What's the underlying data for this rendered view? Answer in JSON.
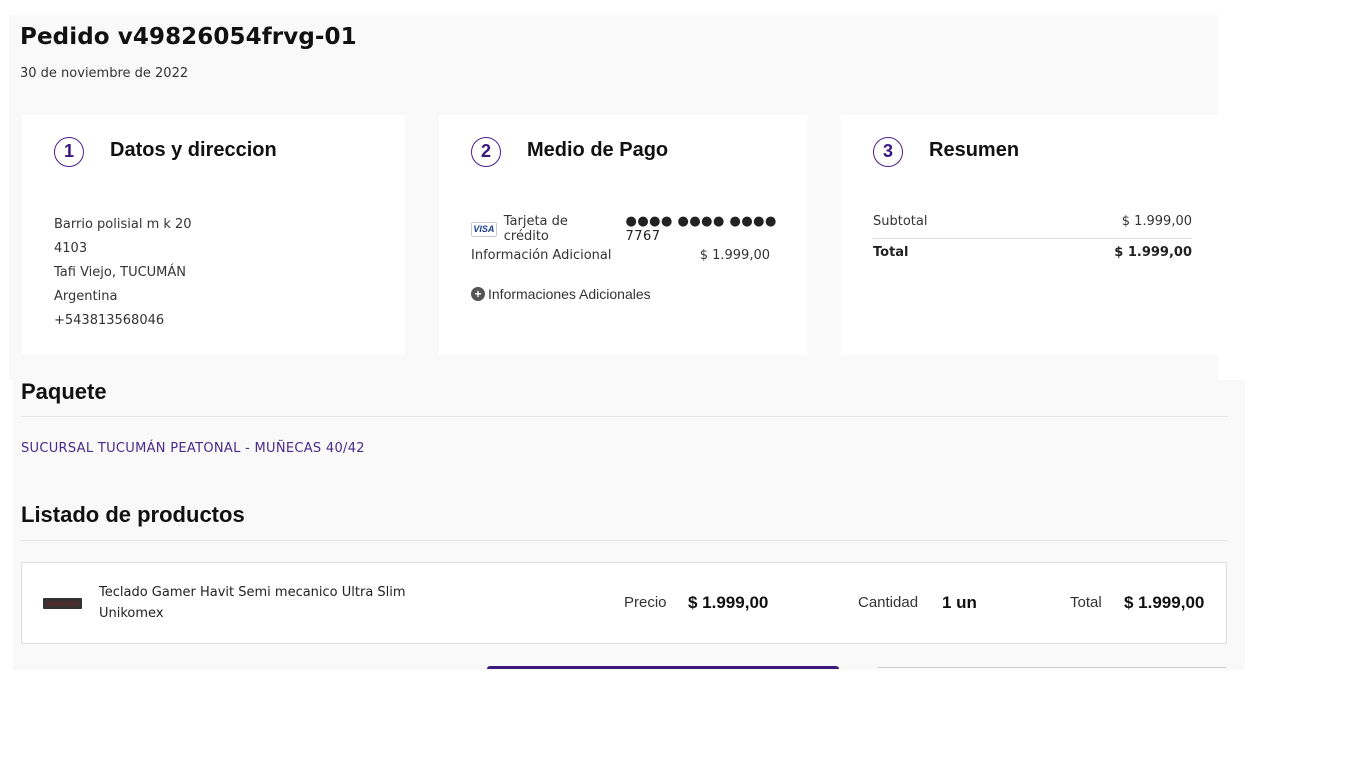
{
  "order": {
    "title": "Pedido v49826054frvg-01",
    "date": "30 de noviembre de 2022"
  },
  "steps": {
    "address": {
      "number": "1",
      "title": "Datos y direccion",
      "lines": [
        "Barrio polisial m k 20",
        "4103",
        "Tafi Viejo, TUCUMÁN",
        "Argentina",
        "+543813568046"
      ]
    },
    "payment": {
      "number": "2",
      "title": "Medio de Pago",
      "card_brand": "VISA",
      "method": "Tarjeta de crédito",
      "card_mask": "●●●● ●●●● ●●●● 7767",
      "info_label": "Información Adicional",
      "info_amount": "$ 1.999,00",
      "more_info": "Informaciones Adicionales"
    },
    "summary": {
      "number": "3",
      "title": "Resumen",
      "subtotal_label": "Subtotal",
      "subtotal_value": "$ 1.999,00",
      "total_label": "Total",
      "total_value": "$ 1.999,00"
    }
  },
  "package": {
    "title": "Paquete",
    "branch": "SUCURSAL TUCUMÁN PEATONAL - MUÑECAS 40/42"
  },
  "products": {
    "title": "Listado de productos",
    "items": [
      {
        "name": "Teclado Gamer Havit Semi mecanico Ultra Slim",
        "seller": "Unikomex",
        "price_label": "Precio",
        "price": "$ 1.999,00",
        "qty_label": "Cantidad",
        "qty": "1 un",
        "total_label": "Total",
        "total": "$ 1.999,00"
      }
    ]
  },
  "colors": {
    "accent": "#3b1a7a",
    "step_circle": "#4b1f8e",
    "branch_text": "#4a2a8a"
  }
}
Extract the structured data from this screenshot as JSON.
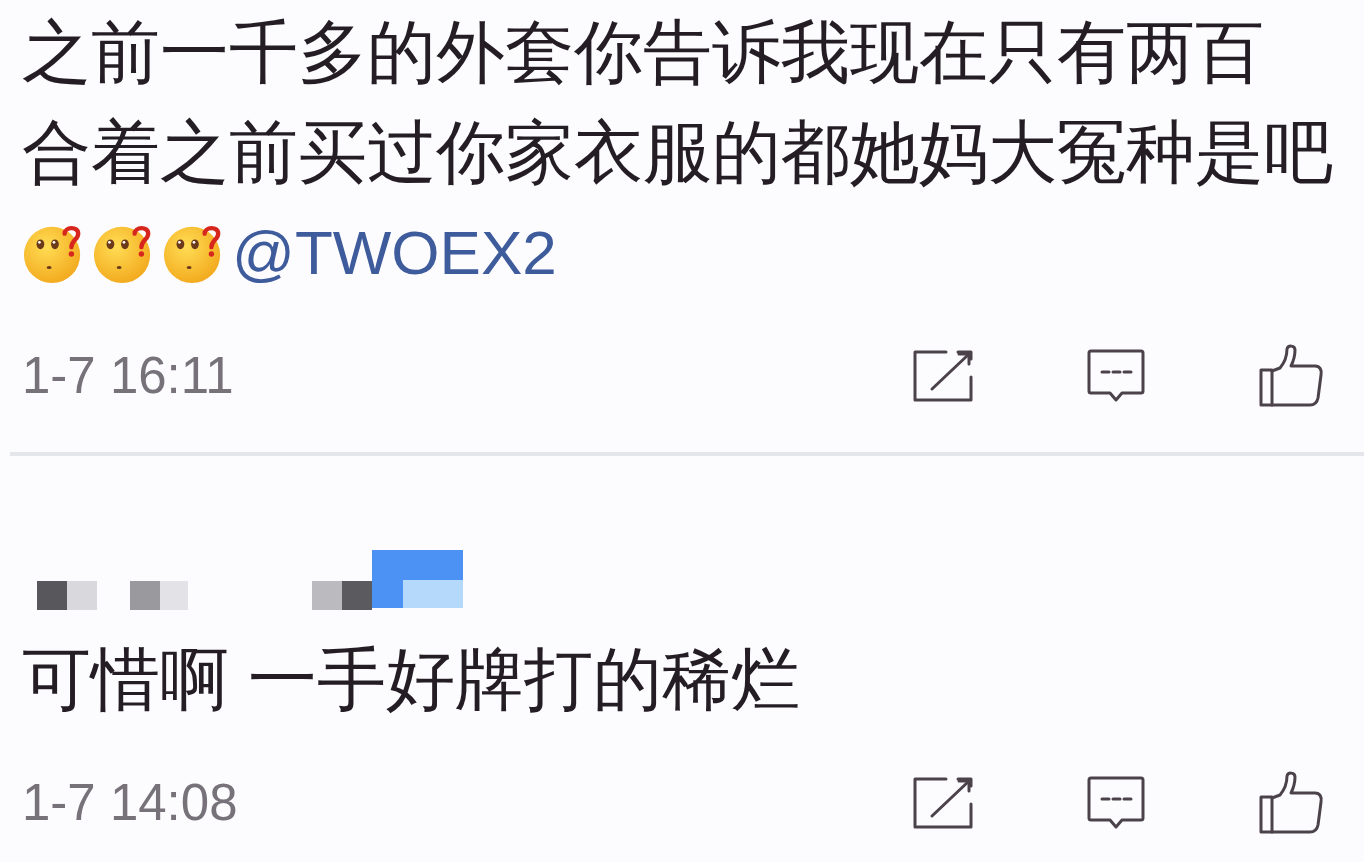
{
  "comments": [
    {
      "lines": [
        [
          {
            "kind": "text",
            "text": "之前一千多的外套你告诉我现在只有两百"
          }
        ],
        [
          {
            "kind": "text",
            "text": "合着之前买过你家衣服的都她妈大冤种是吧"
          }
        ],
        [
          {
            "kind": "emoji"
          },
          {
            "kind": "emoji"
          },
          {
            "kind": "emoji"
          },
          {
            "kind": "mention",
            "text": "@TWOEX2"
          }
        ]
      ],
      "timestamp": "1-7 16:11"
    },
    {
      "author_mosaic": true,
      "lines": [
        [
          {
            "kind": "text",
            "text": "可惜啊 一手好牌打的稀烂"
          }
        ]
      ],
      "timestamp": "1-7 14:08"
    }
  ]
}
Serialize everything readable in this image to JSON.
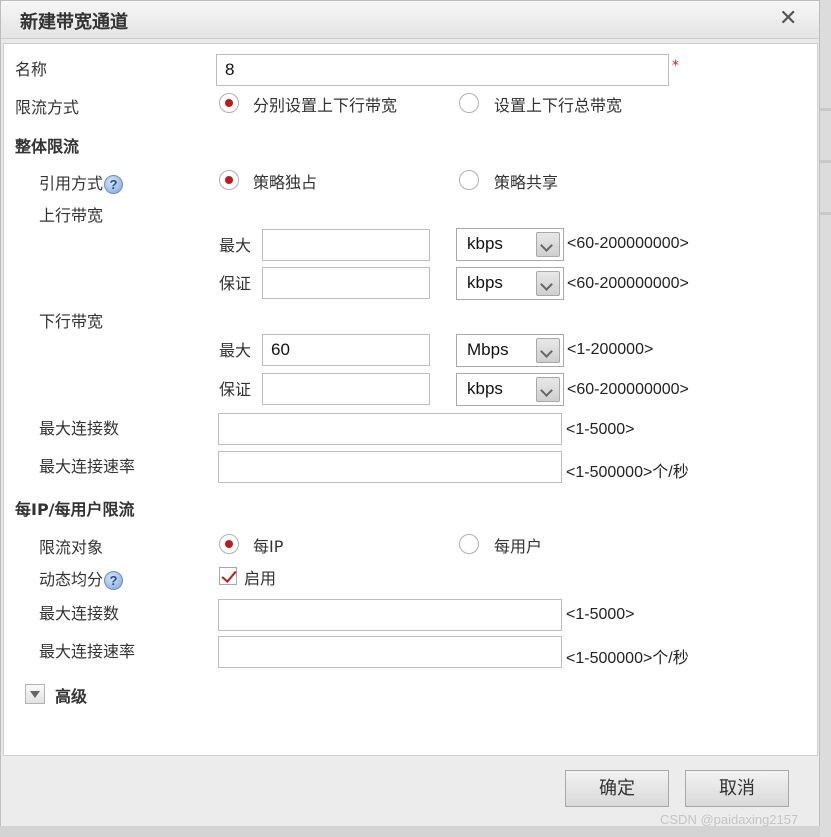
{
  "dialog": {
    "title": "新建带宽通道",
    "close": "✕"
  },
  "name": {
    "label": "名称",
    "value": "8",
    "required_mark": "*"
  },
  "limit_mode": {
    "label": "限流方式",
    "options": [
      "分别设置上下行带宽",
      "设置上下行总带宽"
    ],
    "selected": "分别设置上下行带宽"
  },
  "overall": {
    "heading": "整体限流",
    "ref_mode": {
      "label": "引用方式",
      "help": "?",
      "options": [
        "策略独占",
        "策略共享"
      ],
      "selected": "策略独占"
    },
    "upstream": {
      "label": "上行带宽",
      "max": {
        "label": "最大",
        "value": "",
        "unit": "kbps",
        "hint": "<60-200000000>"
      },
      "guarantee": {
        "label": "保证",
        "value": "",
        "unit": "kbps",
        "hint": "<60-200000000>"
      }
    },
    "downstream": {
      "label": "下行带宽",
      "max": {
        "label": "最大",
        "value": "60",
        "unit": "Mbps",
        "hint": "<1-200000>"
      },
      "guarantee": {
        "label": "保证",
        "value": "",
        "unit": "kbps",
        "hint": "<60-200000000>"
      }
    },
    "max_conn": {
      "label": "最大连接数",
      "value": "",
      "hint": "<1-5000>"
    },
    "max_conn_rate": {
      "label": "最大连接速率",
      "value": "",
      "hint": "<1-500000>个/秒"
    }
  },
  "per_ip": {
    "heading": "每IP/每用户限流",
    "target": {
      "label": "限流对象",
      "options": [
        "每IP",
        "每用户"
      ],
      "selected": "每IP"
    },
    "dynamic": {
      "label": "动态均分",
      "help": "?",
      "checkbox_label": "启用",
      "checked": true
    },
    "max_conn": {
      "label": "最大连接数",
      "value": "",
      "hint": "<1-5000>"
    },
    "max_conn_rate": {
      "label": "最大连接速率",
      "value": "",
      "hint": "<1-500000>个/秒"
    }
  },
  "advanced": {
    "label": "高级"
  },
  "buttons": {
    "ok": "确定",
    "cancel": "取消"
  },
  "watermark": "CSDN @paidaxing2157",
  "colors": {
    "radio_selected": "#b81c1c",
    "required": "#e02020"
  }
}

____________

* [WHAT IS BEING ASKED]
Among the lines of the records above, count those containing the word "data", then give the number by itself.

* [RESPONSE TO THIS EXERCISE]
2